### Task goal
Identify each line below that contains the word "glyph", and copy it out.

[Collection entries]
+--
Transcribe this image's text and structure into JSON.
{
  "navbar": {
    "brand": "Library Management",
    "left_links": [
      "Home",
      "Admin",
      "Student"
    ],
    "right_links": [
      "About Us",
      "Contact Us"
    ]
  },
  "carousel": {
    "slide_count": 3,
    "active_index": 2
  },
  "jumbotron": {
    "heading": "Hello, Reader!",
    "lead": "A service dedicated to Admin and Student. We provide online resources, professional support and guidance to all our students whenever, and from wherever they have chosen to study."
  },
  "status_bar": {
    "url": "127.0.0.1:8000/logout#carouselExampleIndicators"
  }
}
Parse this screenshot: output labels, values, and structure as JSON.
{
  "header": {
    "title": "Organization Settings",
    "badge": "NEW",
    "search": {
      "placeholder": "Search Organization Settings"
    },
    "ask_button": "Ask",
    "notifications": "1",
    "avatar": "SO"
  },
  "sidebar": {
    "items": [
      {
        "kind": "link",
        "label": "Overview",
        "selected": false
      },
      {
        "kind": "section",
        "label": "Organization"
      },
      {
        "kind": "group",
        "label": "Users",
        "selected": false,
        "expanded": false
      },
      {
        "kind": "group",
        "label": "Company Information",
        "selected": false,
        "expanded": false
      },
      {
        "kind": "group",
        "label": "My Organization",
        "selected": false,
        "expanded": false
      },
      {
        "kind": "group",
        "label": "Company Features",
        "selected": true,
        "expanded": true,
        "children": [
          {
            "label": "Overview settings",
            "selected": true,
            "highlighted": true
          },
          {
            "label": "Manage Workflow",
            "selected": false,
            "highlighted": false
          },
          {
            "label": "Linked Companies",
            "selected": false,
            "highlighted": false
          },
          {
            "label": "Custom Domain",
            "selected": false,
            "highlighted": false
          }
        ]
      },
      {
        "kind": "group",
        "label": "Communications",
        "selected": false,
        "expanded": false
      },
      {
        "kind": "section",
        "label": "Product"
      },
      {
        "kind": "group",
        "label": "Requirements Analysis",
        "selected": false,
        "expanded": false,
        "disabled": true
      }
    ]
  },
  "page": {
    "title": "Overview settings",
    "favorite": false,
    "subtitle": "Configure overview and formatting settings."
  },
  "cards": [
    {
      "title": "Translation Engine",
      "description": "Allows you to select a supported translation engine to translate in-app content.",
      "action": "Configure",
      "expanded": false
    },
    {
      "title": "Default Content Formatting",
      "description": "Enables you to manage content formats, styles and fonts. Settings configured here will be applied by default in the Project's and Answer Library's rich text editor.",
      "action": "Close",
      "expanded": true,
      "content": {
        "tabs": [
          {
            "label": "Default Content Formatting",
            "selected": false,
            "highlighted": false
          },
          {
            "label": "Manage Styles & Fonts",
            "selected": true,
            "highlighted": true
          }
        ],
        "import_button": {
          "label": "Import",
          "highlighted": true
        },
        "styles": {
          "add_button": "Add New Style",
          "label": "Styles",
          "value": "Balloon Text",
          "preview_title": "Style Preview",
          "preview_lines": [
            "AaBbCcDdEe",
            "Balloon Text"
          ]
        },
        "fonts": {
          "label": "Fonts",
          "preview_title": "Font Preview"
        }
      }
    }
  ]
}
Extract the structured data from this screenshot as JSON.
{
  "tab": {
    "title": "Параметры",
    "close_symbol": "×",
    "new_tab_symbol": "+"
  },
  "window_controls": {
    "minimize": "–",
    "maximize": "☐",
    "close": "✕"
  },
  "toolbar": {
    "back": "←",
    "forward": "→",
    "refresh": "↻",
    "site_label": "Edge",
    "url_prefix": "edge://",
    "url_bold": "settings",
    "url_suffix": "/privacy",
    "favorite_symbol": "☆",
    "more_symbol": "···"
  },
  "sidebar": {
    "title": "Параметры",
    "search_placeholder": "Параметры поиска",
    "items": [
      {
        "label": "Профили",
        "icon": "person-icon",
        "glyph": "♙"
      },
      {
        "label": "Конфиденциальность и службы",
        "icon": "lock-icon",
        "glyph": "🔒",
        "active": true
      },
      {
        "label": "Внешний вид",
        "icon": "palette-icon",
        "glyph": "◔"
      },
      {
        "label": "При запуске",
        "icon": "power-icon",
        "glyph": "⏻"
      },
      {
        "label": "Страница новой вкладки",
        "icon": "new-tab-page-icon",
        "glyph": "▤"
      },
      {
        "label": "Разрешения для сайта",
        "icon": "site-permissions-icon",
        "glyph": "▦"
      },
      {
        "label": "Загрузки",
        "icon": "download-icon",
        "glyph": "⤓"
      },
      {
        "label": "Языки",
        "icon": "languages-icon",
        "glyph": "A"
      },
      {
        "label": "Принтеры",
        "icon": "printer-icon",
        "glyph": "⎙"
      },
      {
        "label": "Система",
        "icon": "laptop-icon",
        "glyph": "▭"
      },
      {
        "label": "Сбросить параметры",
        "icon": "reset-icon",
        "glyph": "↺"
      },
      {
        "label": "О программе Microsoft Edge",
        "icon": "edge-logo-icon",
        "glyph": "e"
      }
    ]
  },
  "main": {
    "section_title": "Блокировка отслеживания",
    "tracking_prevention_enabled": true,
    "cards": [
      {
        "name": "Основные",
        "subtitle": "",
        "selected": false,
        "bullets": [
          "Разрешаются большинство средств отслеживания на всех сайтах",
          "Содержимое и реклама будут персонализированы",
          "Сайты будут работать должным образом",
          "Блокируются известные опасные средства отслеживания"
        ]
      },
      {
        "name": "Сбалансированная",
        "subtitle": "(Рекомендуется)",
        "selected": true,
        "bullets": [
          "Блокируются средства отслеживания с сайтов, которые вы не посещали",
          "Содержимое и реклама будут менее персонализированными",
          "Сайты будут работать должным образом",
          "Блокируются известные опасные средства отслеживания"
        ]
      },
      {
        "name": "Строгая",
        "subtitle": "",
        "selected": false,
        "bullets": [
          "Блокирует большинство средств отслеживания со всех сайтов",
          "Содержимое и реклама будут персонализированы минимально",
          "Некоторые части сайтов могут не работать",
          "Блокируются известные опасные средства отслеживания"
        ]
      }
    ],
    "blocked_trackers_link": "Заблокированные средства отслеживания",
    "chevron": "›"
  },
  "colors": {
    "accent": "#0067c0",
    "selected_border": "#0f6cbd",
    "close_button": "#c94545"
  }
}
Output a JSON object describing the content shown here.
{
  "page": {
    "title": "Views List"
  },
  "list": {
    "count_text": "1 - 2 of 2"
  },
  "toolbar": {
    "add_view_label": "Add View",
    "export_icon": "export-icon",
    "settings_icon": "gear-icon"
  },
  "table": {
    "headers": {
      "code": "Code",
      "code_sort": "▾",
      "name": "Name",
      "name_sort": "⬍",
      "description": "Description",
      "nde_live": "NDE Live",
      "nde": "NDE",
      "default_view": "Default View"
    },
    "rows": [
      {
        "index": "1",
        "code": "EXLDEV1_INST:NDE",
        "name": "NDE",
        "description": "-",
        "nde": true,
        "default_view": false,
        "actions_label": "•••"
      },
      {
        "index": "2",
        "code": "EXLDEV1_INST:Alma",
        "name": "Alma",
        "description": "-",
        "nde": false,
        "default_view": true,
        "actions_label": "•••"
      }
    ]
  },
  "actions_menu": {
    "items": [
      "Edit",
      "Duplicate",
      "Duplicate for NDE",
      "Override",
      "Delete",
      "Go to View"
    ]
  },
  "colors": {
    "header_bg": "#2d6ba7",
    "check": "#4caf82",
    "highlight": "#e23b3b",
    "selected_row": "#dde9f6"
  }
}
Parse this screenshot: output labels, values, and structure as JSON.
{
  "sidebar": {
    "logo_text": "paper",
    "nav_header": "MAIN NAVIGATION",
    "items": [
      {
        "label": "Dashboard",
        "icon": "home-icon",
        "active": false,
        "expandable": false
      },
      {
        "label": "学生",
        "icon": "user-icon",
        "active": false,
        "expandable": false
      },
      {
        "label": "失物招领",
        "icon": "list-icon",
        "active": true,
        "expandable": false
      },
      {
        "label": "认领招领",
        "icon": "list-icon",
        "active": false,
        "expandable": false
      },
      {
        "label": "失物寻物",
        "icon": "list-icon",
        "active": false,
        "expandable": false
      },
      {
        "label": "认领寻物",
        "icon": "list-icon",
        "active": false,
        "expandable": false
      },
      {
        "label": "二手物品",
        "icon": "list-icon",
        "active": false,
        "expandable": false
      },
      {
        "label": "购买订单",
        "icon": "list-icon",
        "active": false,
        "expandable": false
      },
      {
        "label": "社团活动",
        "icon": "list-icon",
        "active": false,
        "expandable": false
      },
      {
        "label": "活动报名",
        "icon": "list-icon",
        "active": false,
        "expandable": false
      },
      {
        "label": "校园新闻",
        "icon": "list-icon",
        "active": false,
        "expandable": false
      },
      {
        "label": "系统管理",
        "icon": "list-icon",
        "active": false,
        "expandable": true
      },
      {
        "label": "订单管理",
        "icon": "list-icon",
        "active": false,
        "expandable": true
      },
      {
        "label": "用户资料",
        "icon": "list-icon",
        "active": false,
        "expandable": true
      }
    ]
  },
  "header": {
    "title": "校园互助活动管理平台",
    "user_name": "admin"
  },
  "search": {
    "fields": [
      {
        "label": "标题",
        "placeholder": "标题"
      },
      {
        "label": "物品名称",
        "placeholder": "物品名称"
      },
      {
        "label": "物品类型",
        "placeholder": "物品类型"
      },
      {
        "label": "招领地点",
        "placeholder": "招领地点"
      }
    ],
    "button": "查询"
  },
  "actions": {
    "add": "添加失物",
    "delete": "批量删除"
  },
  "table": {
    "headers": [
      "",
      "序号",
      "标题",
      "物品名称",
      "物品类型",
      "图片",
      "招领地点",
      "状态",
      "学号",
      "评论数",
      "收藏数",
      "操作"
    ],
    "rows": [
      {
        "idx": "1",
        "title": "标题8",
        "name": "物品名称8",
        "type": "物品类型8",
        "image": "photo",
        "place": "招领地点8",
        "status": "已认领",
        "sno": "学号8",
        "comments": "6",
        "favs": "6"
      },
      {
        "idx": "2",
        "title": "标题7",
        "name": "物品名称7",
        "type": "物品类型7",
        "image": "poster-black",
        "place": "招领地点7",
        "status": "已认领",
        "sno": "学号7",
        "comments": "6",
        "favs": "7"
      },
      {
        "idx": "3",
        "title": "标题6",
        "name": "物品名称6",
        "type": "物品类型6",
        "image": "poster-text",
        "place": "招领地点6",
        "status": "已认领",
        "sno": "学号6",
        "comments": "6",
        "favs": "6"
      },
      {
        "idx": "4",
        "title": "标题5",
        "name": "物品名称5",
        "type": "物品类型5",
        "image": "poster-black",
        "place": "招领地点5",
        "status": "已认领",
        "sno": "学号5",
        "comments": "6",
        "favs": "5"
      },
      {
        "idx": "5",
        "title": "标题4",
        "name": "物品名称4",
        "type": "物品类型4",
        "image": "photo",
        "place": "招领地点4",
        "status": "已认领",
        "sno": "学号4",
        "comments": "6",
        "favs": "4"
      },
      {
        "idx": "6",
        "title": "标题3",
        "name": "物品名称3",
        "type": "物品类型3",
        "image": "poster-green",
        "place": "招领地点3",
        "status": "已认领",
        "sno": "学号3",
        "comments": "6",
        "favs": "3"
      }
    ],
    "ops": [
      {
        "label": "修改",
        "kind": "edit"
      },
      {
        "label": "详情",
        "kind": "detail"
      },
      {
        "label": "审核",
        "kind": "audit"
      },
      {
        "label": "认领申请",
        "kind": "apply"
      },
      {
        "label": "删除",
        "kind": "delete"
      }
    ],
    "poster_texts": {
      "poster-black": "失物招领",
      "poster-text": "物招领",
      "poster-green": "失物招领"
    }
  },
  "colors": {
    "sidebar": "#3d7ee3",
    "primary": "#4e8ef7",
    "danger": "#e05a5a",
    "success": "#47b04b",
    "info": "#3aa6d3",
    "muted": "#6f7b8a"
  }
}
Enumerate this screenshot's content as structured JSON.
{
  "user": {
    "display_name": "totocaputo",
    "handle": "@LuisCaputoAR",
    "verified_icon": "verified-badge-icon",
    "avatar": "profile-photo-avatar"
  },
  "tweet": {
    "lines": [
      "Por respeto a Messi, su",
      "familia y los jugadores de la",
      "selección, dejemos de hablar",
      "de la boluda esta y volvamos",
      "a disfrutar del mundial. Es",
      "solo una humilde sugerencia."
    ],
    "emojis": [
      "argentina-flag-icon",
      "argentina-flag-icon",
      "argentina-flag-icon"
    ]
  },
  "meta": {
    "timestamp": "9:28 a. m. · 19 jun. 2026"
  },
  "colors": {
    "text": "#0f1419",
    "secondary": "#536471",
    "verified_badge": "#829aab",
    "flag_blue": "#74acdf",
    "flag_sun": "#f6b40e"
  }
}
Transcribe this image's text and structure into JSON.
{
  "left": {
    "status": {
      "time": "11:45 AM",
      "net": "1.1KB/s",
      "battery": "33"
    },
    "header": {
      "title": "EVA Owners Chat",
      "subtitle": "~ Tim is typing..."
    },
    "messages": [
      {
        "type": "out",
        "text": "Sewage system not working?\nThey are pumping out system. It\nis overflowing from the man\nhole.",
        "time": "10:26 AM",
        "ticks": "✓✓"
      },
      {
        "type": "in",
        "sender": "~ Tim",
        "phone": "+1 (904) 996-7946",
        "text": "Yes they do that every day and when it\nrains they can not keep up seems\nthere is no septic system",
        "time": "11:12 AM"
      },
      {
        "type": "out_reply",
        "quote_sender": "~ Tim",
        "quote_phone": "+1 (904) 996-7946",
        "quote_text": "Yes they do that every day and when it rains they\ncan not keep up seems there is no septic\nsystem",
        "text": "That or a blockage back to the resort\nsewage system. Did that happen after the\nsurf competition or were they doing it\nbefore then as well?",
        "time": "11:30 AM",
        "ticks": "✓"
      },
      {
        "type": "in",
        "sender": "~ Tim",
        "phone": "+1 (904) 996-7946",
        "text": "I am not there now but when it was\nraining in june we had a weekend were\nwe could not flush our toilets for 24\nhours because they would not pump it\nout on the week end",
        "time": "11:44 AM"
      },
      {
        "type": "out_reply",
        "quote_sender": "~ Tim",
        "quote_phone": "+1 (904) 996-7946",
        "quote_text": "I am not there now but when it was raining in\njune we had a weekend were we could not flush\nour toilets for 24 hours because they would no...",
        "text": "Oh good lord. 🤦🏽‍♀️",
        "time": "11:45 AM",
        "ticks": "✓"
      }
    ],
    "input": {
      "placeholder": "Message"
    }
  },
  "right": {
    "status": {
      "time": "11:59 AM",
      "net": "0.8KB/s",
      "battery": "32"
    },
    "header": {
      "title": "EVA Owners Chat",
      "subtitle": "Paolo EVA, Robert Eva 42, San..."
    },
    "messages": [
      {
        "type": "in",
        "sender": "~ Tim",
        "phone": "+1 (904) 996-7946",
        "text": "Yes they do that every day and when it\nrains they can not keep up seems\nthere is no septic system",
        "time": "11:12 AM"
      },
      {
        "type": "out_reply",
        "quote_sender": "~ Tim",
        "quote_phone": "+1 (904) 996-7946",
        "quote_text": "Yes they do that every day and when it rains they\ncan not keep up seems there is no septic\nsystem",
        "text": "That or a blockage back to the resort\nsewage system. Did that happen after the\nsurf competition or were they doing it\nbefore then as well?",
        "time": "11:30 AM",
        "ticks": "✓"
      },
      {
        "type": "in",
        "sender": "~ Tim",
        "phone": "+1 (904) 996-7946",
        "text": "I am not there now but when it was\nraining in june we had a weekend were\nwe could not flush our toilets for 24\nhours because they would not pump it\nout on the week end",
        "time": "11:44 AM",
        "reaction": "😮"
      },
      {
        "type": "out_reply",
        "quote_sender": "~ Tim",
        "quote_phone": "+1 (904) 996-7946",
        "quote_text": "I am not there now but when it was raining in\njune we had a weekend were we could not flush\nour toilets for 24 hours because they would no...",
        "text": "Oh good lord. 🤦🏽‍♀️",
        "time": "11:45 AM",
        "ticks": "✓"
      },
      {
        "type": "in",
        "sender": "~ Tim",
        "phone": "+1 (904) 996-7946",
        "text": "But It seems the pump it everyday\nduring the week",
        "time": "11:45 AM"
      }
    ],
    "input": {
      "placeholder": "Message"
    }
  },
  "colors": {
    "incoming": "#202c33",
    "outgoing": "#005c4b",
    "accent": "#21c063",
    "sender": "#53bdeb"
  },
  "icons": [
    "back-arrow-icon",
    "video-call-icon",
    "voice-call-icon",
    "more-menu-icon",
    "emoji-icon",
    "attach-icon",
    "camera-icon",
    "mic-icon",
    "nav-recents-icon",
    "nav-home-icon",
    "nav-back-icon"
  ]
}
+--
### Response to this task
        "glyph": "♙"
        "glyph": "🔒",
        "glyph": "◔"
        "glyph": "⏻"
        "glyph": "▤"
        "glyph": "▦"
        "glyph": "⤓"
        "glyph": "A"
        "glyph": "⎙"
        "glyph": "▭"
        "glyph": "↺"
        "glyph": "e"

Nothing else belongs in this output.